Topics: Quantum Computer, Richard Feynman, Nanotechnology, Nobel Prize, Quantum Mechanics
The theme of this year’s April Meeting of the American Physical Society is the “Feynman Century” because the iconoclastic, Nobel-prize-winning physicist was born in 1918. This morning at a special session devoted to Feynman, quantum computing expert Christopher Monroe of the University of Maryland spoke about early contributions to quantum computing that were made by Feynman before his untimely death in 1988.
That theme continued in an afternoon session at the conference where nuclear and particle physicists discussed how quantum computers could be applied to their work. A huge challenge to those studying the physics of quarks (quantum chromodynamics or QCD) is that it takes vast amounts of computing power just to calculate the properties of relatively simple systems.
Low barrier to entry
Quantum computers, which (at least in principle), can solve certain problems much more efficiently than conventional computers could offer a way forward. Earlier this year we reported what is probably the first-ever nuclear physics calculation done using quantum computers – the binding energy of the deuteron. Thomas Papenbrock of the University of Tennessee and Oak Ridge National Lab explained how commercial cloud quantum-computing services from IBM and Rigetti had made this calculation possible, pointing out that the barrier to entry to quantum computing is very low thanks to these services.

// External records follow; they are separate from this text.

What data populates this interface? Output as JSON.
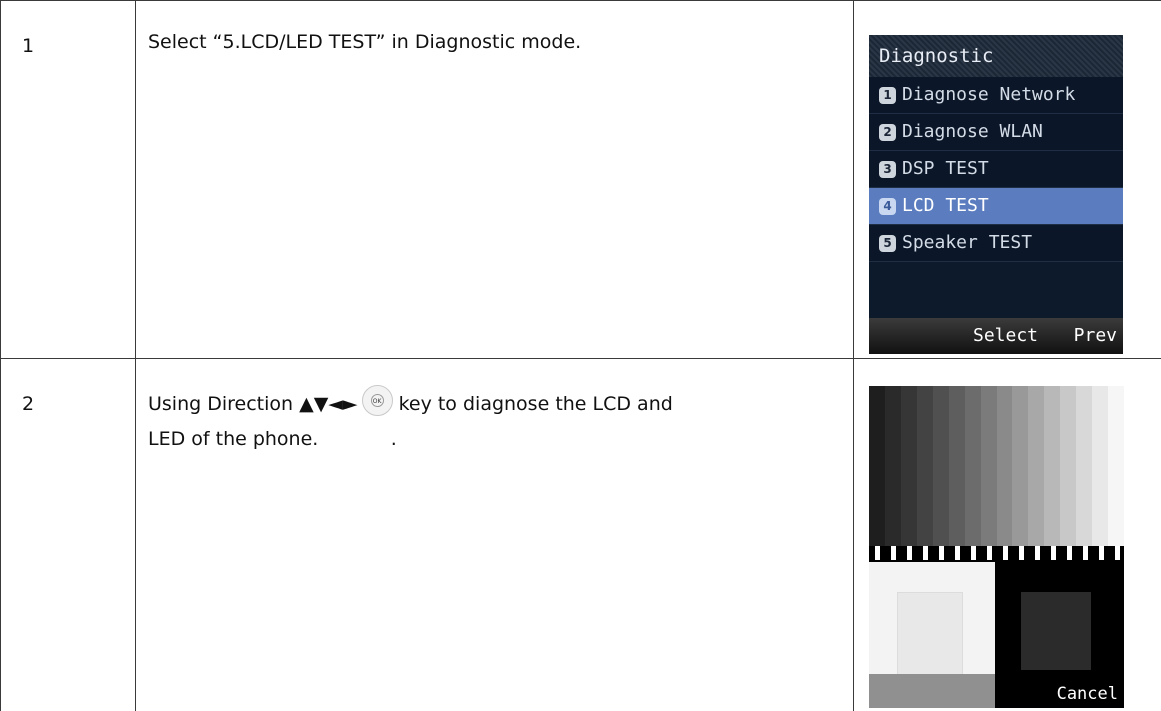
{
  "rows": [
    {
      "step": "1",
      "text": "Select “5.LCD/LED TEST” in Diagnostic mode."
    },
    {
      "step": "2",
      "text_part1": "Using Direction ▲▼◄►",
      "key_label": "OK",
      "text_part2": "key to diagnose the LCD and",
      "text_line2": "LED of the phone.            ."
    }
  ],
  "phone_menu": {
    "title": "Diagnostic",
    "items": [
      {
        "num": "1",
        "label": "Diagnose Network"
      },
      {
        "num": "2",
        "label": "Diagnose WLAN"
      },
      {
        "num": "3",
        "label": "DSP TEST"
      },
      {
        "num": "4",
        "label": "LCD TEST",
        "selected": true
      },
      {
        "num": "5",
        "label": "Speaker TEST"
      }
    ],
    "softkey_select": "Select",
    "softkey_prev": "Prev"
  },
  "lcd_test": {
    "cancel_label": "Cancel"
  },
  "colors": {
    "table_border": "#3a3a3a",
    "menu_highlight": "#5b7dbf",
    "menu_bg": "#0b1729"
  }
}
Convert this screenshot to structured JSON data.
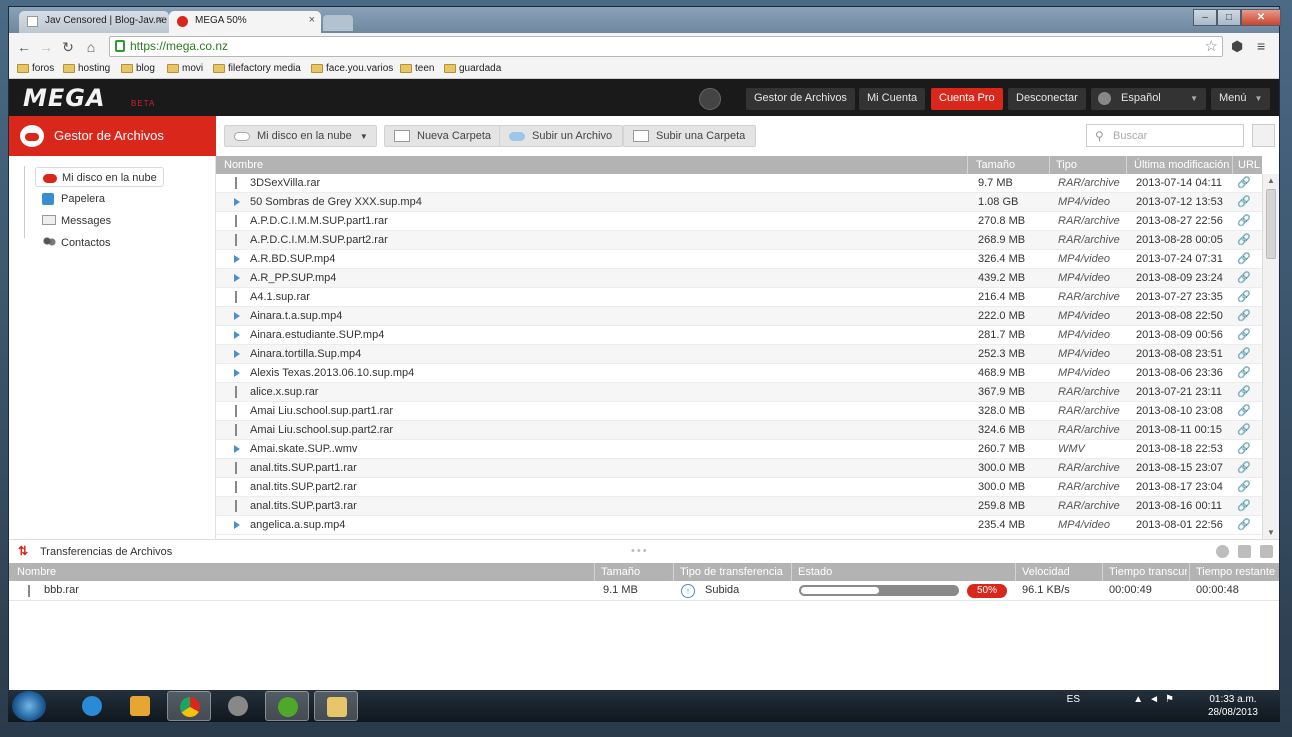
{
  "browser": {
    "tabs": [
      {
        "title": "Jav Censored | Blog-Jav.ne",
        "close": "×"
      },
      {
        "title": "MEGA 50%",
        "close": "×"
      }
    ],
    "window_controls": {
      "minimize": "–",
      "maximize": "□",
      "close": "✕"
    },
    "nav": {
      "back": "←",
      "forward": "→",
      "reload": "↻",
      "home": "⌂"
    },
    "url": "https://mega.co.nz",
    "bookmarks": [
      "foros",
      "hosting",
      "blog",
      "movi",
      "filefactory media",
      "face.you.varios",
      "teen",
      "guardada"
    ]
  },
  "header": {
    "logo": "MEGA",
    "beta": "BETA",
    "buttons": {
      "gestor": "Gestor de Archivos",
      "cuenta": "Mi Cuenta",
      "pro": "Cuenta Pro",
      "desconectar": "Desconectar",
      "idioma": "Español",
      "menu": "Menú"
    }
  },
  "sidebar": {
    "title": "Gestor de Archivos",
    "items": [
      {
        "label": "Mi disco en la nube",
        "icon": "cloud-icon"
      },
      {
        "label": "Papelera",
        "icon": "trash-icon"
      },
      {
        "label": "Messages",
        "icon": "envelope-icon"
      },
      {
        "label": "Contactos",
        "icon": "contacts-icon"
      }
    ]
  },
  "toolbar": {
    "cloud_drive": "Mi disco en la nube",
    "new_folder": "Nueva Carpeta",
    "upload_file": "Subir un Archivo",
    "upload_folder": "Subir una Carpeta",
    "search_placeholder": "Buscar"
  },
  "files": {
    "columns": {
      "name": "Nombre",
      "size": "Tamaño",
      "type": "Tipo",
      "modified": "Última modificación",
      "url": "URL"
    },
    "rows": [
      {
        "name": "3DSexVilla.rar",
        "size": "9.7 MB",
        "type": "RAR/archive",
        "date": "2013-07-14 04:11",
        "icon": "rar"
      },
      {
        "name": "50 Sombras de Grey XXX.sup.mp4",
        "size": "1.08 GB",
        "type": "MP4/video",
        "date": "2013-07-12 13:53",
        "icon": "vid"
      },
      {
        "name": "A.P.D.C.I.M.M.SUP.part1.rar",
        "size": "270.8 MB",
        "type": "RAR/archive",
        "date": "2013-08-27 22:56",
        "icon": "rar"
      },
      {
        "name": "A.P.D.C.I.M.M.SUP.part2.rar",
        "size": "268.9 MB",
        "type": "RAR/archive",
        "date": "2013-08-28 00:05",
        "icon": "rar"
      },
      {
        "name": "A.R.BD.SUP.mp4",
        "size": "326.4 MB",
        "type": "MP4/video",
        "date": "2013-07-24 07:31",
        "icon": "vid"
      },
      {
        "name": "A.R_PP.SUP.mp4",
        "size": "439.2 MB",
        "type": "MP4/video",
        "date": "2013-08-09 23:24",
        "icon": "vid"
      },
      {
        "name": "A4.1.sup.rar",
        "size": "216.4 MB",
        "type": "RAR/archive",
        "date": "2013-07-27 23:35",
        "icon": "rar"
      },
      {
        "name": "Ainara.t.a.sup.mp4",
        "size": "222.0 MB",
        "type": "MP4/video",
        "date": "2013-08-08 22:50",
        "icon": "vid"
      },
      {
        "name": "Ainara.estudiante.SUP.mp4",
        "size": "281.7 MB",
        "type": "MP4/video",
        "date": "2013-08-09 00:56",
        "icon": "vid"
      },
      {
        "name": "Ainara.tortilla.Sup.mp4",
        "size": "252.3 MB",
        "type": "MP4/video",
        "date": "2013-08-08 23:51",
        "icon": "vid"
      },
      {
        "name": "Alexis Texas.2013.06.10.sup.mp4",
        "size": "468.9 MB",
        "type": "MP4/video",
        "date": "2013-08-06 23:36",
        "icon": "vid"
      },
      {
        "name": "alice.x.sup.rar",
        "size": "367.9 MB",
        "type": "RAR/archive",
        "date": "2013-07-21 23:11",
        "icon": "rar"
      },
      {
        "name": "Amai Liu.school.sup.part1.rar",
        "size": "328.0 MB",
        "type": "RAR/archive",
        "date": "2013-08-10 23:08",
        "icon": "rar"
      },
      {
        "name": "Amai Liu.school.sup.part2.rar",
        "size": "324.6 MB",
        "type": "RAR/archive",
        "date": "2013-08-11 00:15",
        "icon": "rar"
      },
      {
        "name": "Amai.skate.SUP..wmv",
        "size": "260.7 MB",
        "type": "WMV",
        "date": "2013-08-18 22:53",
        "icon": "vid"
      },
      {
        "name": "anal.tits.SUP.part1.rar",
        "size": "300.0 MB",
        "type": "RAR/archive",
        "date": "2013-08-15 23:07",
        "icon": "rar"
      },
      {
        "name": "anal.tits.SUP.part2.rar",
        "size": "300.0 MB",
        "type": "RAR/archive",
        "date": "2013-08-17 23:04",
        "icon": "rar"
      },
      {
        "name": "anal.tits.SUP.part3.rar",
        "size": "259.8 MB",
        "type": "RAR/archive",
        "date": "2013-08-16 00:11",
        "icon": "rar"
      },
      {
        "name": "angelica.a.sup.mp4",
        "size": "235.4 MB",
        "type": "MP4/video",
        "date": "2013-08-01 22:56",
        "icon": "vid"
      }
    ]
  },
  "transfers": {
    "title": "Transferencias de Archivos",
    "columns": {
      "name": "Nombre",
      "size": "Tamaño",
      "kind": "Tipo de transferencia",
      "status": "Estado",
      "speed": "Velocidad",
      "elapsed": "Tiempo transcurr",
      "remaining": "Tiempo restante"
    },
    "row": {
      "name": "bbb.rar",
      "size": "9.1 MB",
      "kind": "Subida",
      "progress": 0.5,
      "percent": "50%",
      "speed": "96.1 KB/s",
      "elapsed": "00:00:49",
      "remaining": "00:00:48"
    }
  },
  "taskbar": {
    "lang": "ES",
    "time": "01:33 a.m.",
    "date": "28/08/2013"
  },
  "colors": {
    "accent": "#d9271c",
    "header": "#1a1a1a"
  }
}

Quantum computing could revolutionize nuclear and particle physics, Hamish Johnston, Physics World